from open Democracy News Analysis – by Mario Pianta
Europe is increasingly unpopular, the recession hits the euro area and Angela Merkel is now facing a new populist party. So Brussels opens up to a timid change of season. But austerity has not yet been defeated politically, in elections and in the streets.
from FT.com – World, Europe
Belt-tightening fatigue will lead to measures resulting in assets such as bonds, equities and privatised companies trading at more realistic valuations
Italy’s new government has been in office since Sunday. Under Prime Minister Enrico Letta, the left-wing PD and the conservative PdL have formed the first grand coalition in Italy since 1947. Some commentators are confident that the alliance forged by Letta and President Giorgio Napolitano can end the political crisis in the country.
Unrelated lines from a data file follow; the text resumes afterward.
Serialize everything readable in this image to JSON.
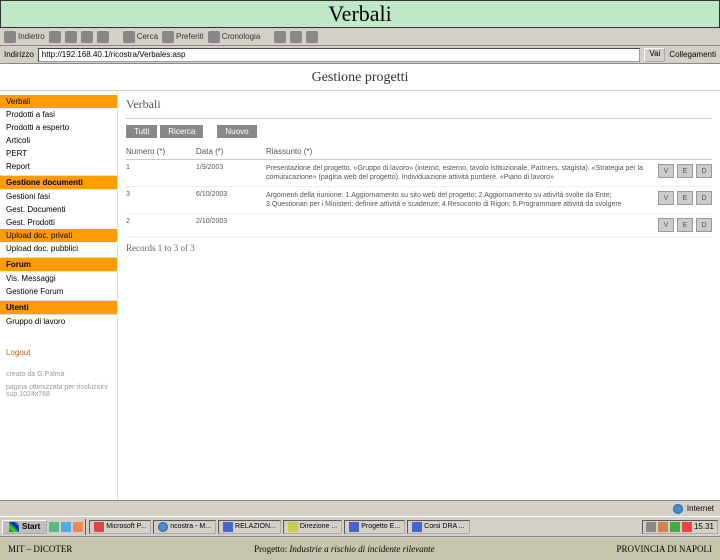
{
  "title": "Verbali",
  "toolbar": {
    "items": [
      "Indietro",
      "Avanti",
      "Cerca",
      "Preferiti",
      "Cronologia"
    ]
  },
  "address": {
    "label": "Indirizzo",
    "url": "http://192.168.40.1/ricostra/Verbales.asp",
    "go": "Vai",
    "links": "Collegamenti"
  },
  "page": {
    "header": "Gestione progetti",
    "section": "Verbali",
    "tabs": {
      "all": "Tutti",
      "search": "Ricerca",
      "new": "Nuovo"
    },
    "columns": {
      "num": "Numero (*)",
      "date": "Data (*)",
      "summary": "Riassunto (*)"
    },
    "rows": [
      {
        "num": "1",
        "date": "1/9/2003",
        "summary": "Presentazione del progetto. «Gruppo di lavoro» (interno, esterno, tavolo istituzionale, Partners, stagista). «Strategia per la comunicazione» (pagina web del progetto). Individuazione attività puntiere. «Piano di lavoro»"
      },
      {
        "num": "3",
        "date": "6/10/2003",
        "summary": "Argomenti della riunione: 1.Aggiornamento su sito web del progetto; 2.Aggiornamento su attività svolte da Ente; 3.Questionari per i Ministeri; definire attività e scadenze; 4.Resoconto di Rigon; 5.Programmare attività da svolgere"
      },
      {
        "num": "2",
        "date": "2/10/2003",
        "summary": ""
      }
    ],
    "actions": {
      "v": "V",
      "e": "E",
      "d": "D"
    },
    "records_label": "Records",
    "records_range": "1 to 3 of 3"
  },
  "sidebar": {
    "items": [
      {
        "label": "Verbali",
        "active": true
      },
      {
        "label": "Prodotti a fasi"
      },
      {
        "label": "Prodotti a esperto"
      },
      {
        "label": "Articoli"
      },
      {
        "label": "PERT"
      },
      {
        "label": "Report"
      }
    ],
    "group_docs_header": "Gestione documenti",
    "group_docs": [
      {
        "label": "Gestioni fasi"
      },
      {
        "label": "Gest. Documenti"
      },
      {
        "label": "Gest. Prodotti"
      },
      {
        "label": "Upload doc. privati"
      },
      {
        "label": "Upload doc. pubblici"
      }
    ],
    "group_forum_header": "Forum",
    "group_forum": [
      {
        "label": "Vis. Messaggi"
      },
      {
        "label": "Gestione Forum"
      }
    ],
    "group_users_header": "Utenti",
    "group_users": [
      {
        "label": "Gruppo di lavoro"
      }
    ],
    "logout": "Logout",
    "credit": "creato da G.Palma",
    "optim": "pagina ottimizzata per risoluzioni sup.1024x768"
  },
  "status": {
    "internet": "Internet"
  },
  "taskbar": {
    "start": "Start",
    "items": [
      "Microsoft P...",
      "ncostra - M...",
      "RELAZION...",
      "Direzione ...",
      "Progetto E...",
      "Corsi DRA ..."
    ],
    "time": "15.31"
  },
  "footer": {
    "left": "MIT – DICOTER",
    "center_prefix": "Progetto: ",
    "center_italic": "Industrie a rischio di incidente rilevante",
    "right": "PROVINCIA DI NAPOLI"
  }
}
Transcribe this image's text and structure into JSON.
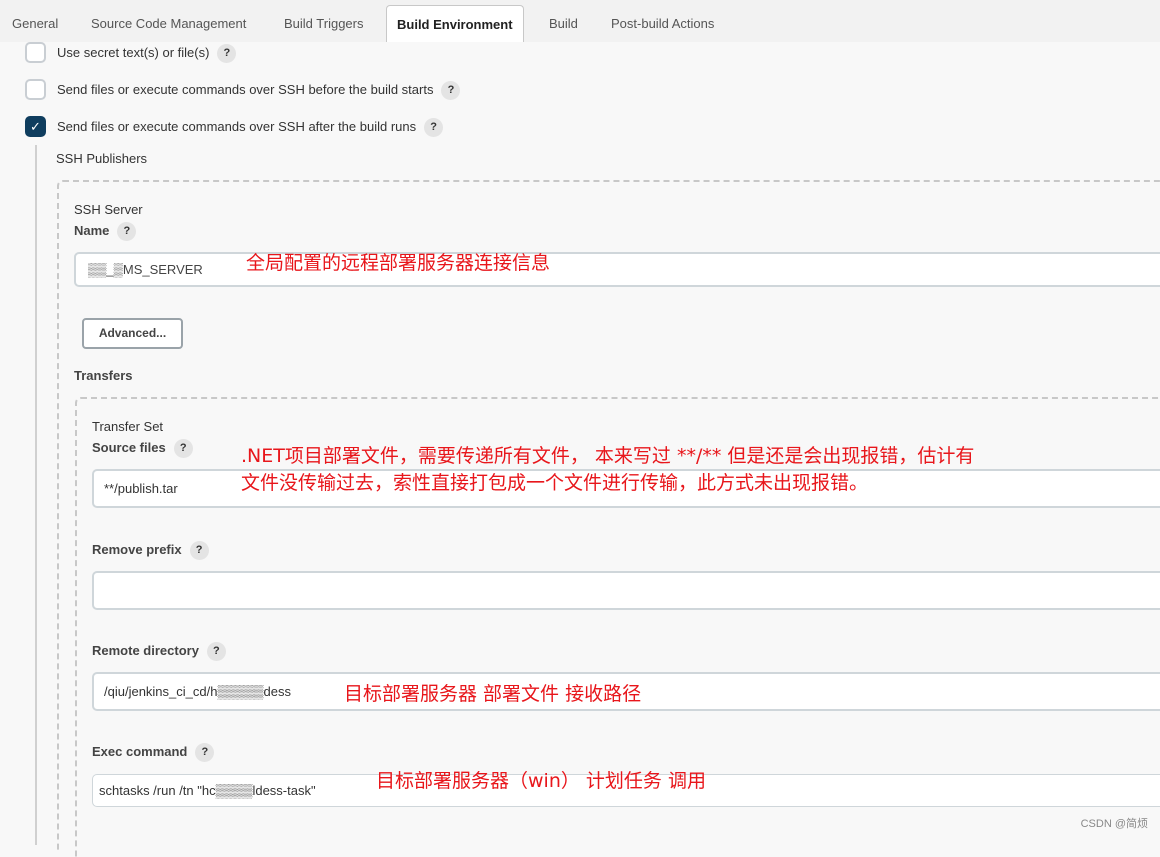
{
  "tabs": [
    "General",
    "Source Code Management",
    "Build Triggers",
    "Build Environment",
    "Build",
    "Post-build Actions"
  ],
  "active_tab": "Build Environment",
  "options": [
    {
      "label": "Use secret text(s) or file(s)",
      "checked": false
    },
    {
      "label": "Send files or execute commands over SSH before the build starts",
      "checked": false
    },
    {
      "label": "Send files or execute commands over SSH after the build runs",
      "checked": true
    }
  ],
  "help": "?",
  "check": "✓",
  "ssh_publishers": "SSH Publishers",
  "ssh_server": {
    "title": "SSH Server",
    "name_label": "Name",
    "name_value": "▒▒_▒MS_SERVER",
    "advanced": "Advanced..."
  },
  "transfers": "Transfers",
  "transfer_set": {
    "title": "Transfer Set",
    "source_files_label": "Source files",
    "source_files": "**/publish.tar",
    "remove_prefix_label": "Remove prefix",
    "remove_prefix": "",
    "remote_directory_label": "Remote directory",
    "remote_directory": "/qiu/jenkins_ci_cd/h▒▒▒▒▒dess",
    "exec_command_label": "Exec command",
    "exec_command": "schtasks /run /tn \"hc▒▒▒▒ldess-task\""
  },
  "annotations": {
    "server": "全局配置的远程部署服务器连接信息",
    "source1": ".NET项目部署文件，需要传递所有文件， 本来写过 **/** 但是还是会出现报错，估计有",
    "source2": "文件没传输过去，索性直接打包成一个文件进行传输，此方式未出现报错。",
    "remote": "目标部署服务器 部署文件 接收路径",
    "exec": "目标部署服务器（win） 计划任务 调用"
  },
  "watermark": "CSDN @简烦"
}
Others believe the truce between Left and Right won’t last for long
from Blogactiv by Dimitris Rapidis
The veteran former communist recalled to office is under fire for wielding his authority and stretching his constitutional powers, writes Guy Dinmore
from A Fistful Of Euros » A Fistful Of Euros by Edward Hugh
Spain?s economic problems now form part of such a complex web of cause and effect, action and reaction, that it is getting increasingly difficult for laymen, journalists and politicians alike to get to the core of what is actually happening.
from A Fistful Of Euros » A Fistful Of Euros by Alex Harrowell
The French Socialists? internal policy machinery has been activated to express increasing frustration and anger at the constraints of the Eurozone, in the context of rising unemployment and basically no sign of anything improving. Specifically, they?re trying to start a row with the Germans, and somewhat less obviously, Britain. The key quote is here:
from Ideas on Europe by Ronny Patz
The ?Eurobubble? online series (see also my recent blog post) and the last months of working in Brussels have raised again my academic interest in the sociology of the bubble. In my readings around this subject, I stumbled over ?Le champs de l?eurocratie: Une sociologie politique du personnel de l?Union européenne?* by Professor Didier Georgakakis.
Sorry – who are you again? The rather indifferent German response to French socialists’ attack on Merkel
from Open Europe blog by Open Europe blog team
On Friday Le Monde got a big scoop with the news that French President Hollande?s Socialist party had drafted a strongly worded paper criticising Angela Merkel and her focus on austerity, accusing her amongst other things of ?selfish intransigence?. It?s not exactly news that all was not well with the ?Franco-German motor? but still pretty explosive stuff and we were keenly anticipating what the German response would be.